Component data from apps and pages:
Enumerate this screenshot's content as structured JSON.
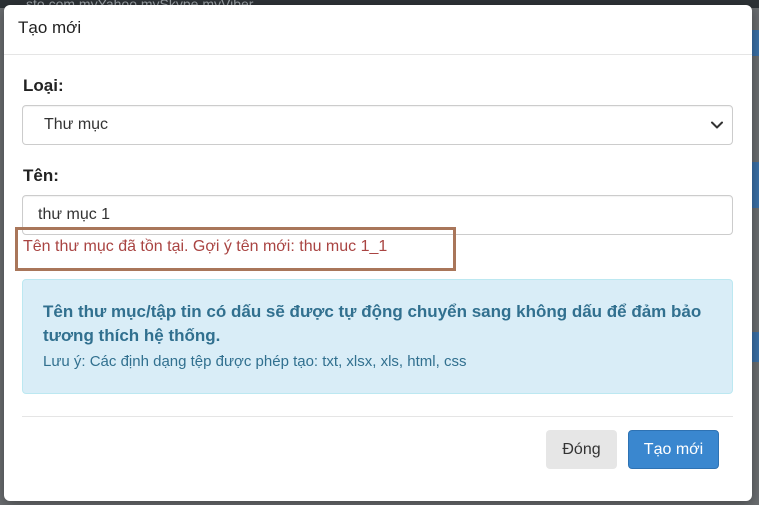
{
  "background": {
    "top_bar_text": "sto.com   myYahoo   mySkype   myViber"
  },
  "modal": {
    "title": "Tạo mới",
    "type_field": {
      "label": "Loại:",
      "selected_value": "Thư mục"
    },
    "name_field": {
      "label": "Tên:",
      "value": "thư mục 1"
    },
    "error_message": "Tên thư mục đã tồn tại. Gợi ý tên mới: thu muc 1_1",
    "info": {
      "main_text": "Tên thư mục/tập tin có dấu sẽ được tự động chuyển sang không dấu để đảm bảo tương thích hệ thống.",
      "note_text": "Lưu ý: Các định dạng tệp được phép tạo: txt, xlsx, xls, html, css"
    },
    "buttons": {
      "close_label": "Đóng",
      "create_label": "Tạo mới"
    }
  },
  "icons": {
    "select_arrow": "chevron-down-icon"
  },
  "colors": {
    "error": "#a94442",
    "info_bg": "#d9edf7",
    "info_text": "#31708f",
    "primary": "#3a87cf",
    "highlight_border": "#a9765a"
  }
}
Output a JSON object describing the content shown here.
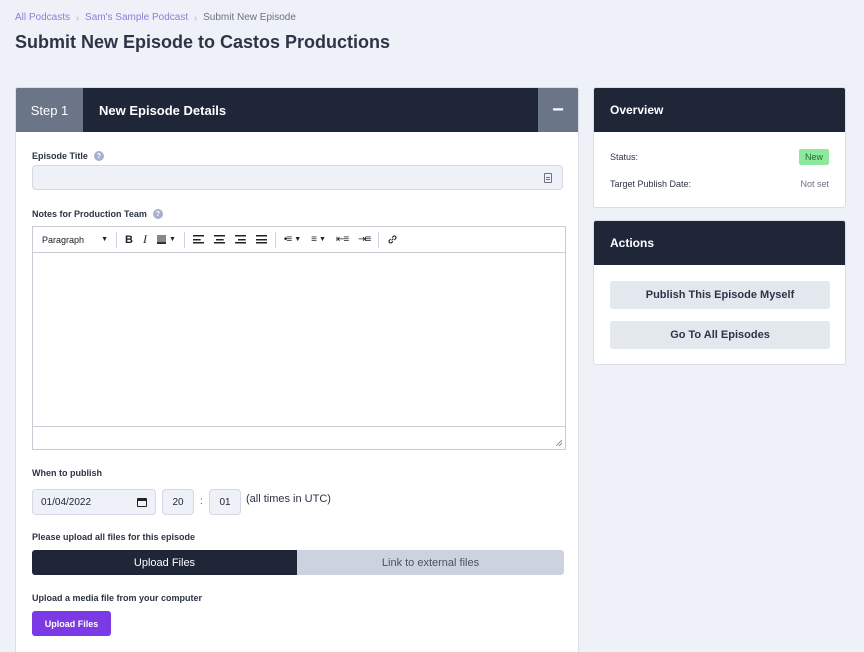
{
  "breadcrumb": {
    "items": [
      "All Podcasts",
      "Sam's Sample Podcast"
    ],
    "current": "Submit New Episode"
  },
  "page": {
    "title": "Submit New Episode to Castos Productions"
  },
  "step": {
    "label": "Step 1",
    "title": "New Episode Details",
    "collapse_symbol": "−"
  },
  "form": {
    "episode_title_label": "Episode Title",
    "episode_title_value": "",
    "notes_label": "Notes for Production Team",
    "toolbar": {
      "paragraph": "Paragraph",
      "bold": "B",
      "italic": "I"
    },
    "when_label": "When to publish",
    "date_value": "01/04/2022",
    "hour_value": "20",
    "minute_value": "01",
    "time_sep": ":",
    "utc_note": "(all times in UTC)",
    "upload_label": "Please upload all files for this episode",
    "toggle_upload": "Upload Files",
    "toggle_link": "Link to external files",
    "media_label": "Upload a media file from your computer",
    "upload_button": "Upload Files"
  },
  "overview": {
    "title": "Overview",
    "status_label": "Status:",
    "status_value": "New",
    "target_label": "Target Publish Date:",
    "target_value": "Not set"
  },
  "actions": {
    "title": "Actions",
    "publish_button": "Publish This Episode Myself",
    "episodes_button": "Go To All Episodes"
  },
  "colors": {
    "navy": "#1f2638",
    "slate": "#6a7588",
    "purple": "#7b3ae6",
    "badge_green": "#8ee89e",
    "link": "#8c7fd9"
  }
}
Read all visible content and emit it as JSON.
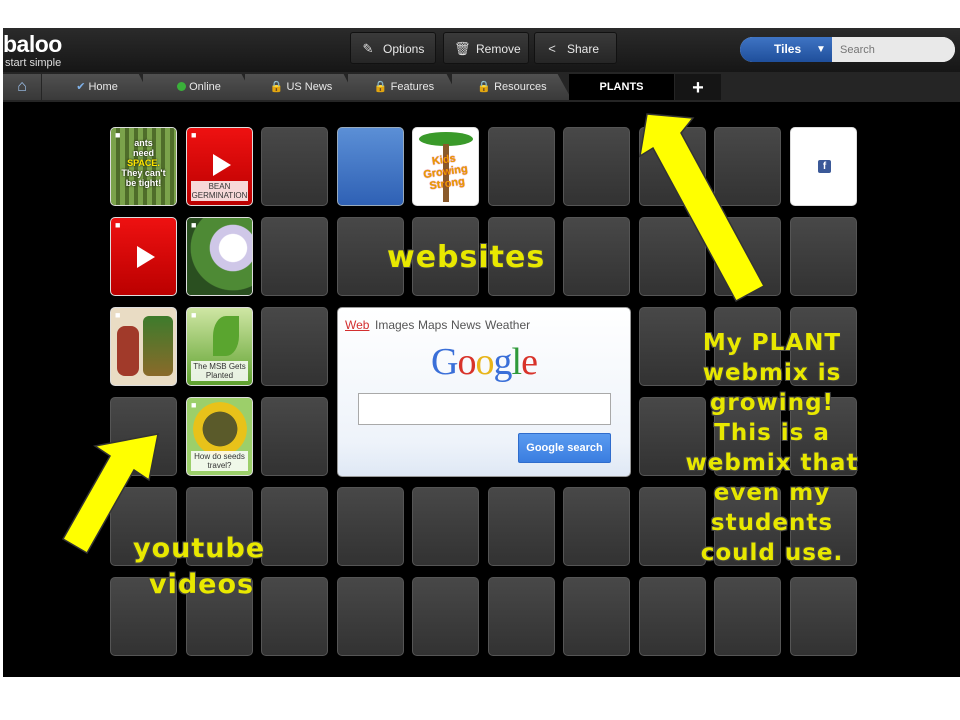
{
  "app": {
    "logo": "baloo",
    "tagline": "start simple"
  },
  "toolbar": {
    "options_label": "Options",
    "remove_label": "Remove",
    "share_label": "Share"
  },
  "view_select": {
    "label": "Tiles",
    "caret": "▼"
  },
  "search": {
    "placeholder": "Search"
  },
  "tabs": [
    {
      "label": "Home",
      "icon": "check-icon"
    },
    {
      "label": "Online",
      "icon": "green-dot-icon",
      "color": "#3ab03a"
    },
    {
      "label": "US News",
      "icon": "lock-icon"
    },
    {
      "label": "Features",
      "icon": "lock-icon"
    },
    {
      "label": "Resources",
      "icon": "lock-icon"
    },
    {
      "label": "PLANTS",
      "active": true
    }
  ],
  "add_tab": "+",
  "tiles": {
    "plants_space": {
      "line1": "ants",
      "line2": "need",
      "line3": "SPACE.",
      "line4": "They can't",
      "line5": "be tight!"
    },
    "bean": {
      "label": "BEAN GERMINATION"
    },
    "kids": {
      "text": "Kids Growing Strong"
    },
    "facebook": {
      "text": "f"
    },
    "msb": {
      "label": "The MSB Gets Planted"
    },
    "seeds": {
      "label": "How do seeds travel?"
    }
  },
  "google_widget": {
    "nav": [
      "Web",
      "Images",
      "Maps",
      "News",
      "Weather"
    ],
    "logo": "Google",
    "button": "Google search"
  },
  "annotations": {
    "websites": "websites",
    "youtube": [
      "youtube",
      "videos"
    ],
    "plant_note": [
      "My PLANT",
      "webmix is",
      "growing!",
      "This is a",
      "webmix that",
      "even my",
      "students",
      "could use."
    ]
  },
  "colors": {
    "annotation": "#e8e800",
    "arrow": "#ffff00",
    "accent_blue": "#2a5db0"
  }
}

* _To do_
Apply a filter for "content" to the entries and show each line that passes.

* _Task result_
Enumerate this screenshot's content as structured JSON.
Output a JSON object describing the content shown here.
Read all visible content and emit it as JSON.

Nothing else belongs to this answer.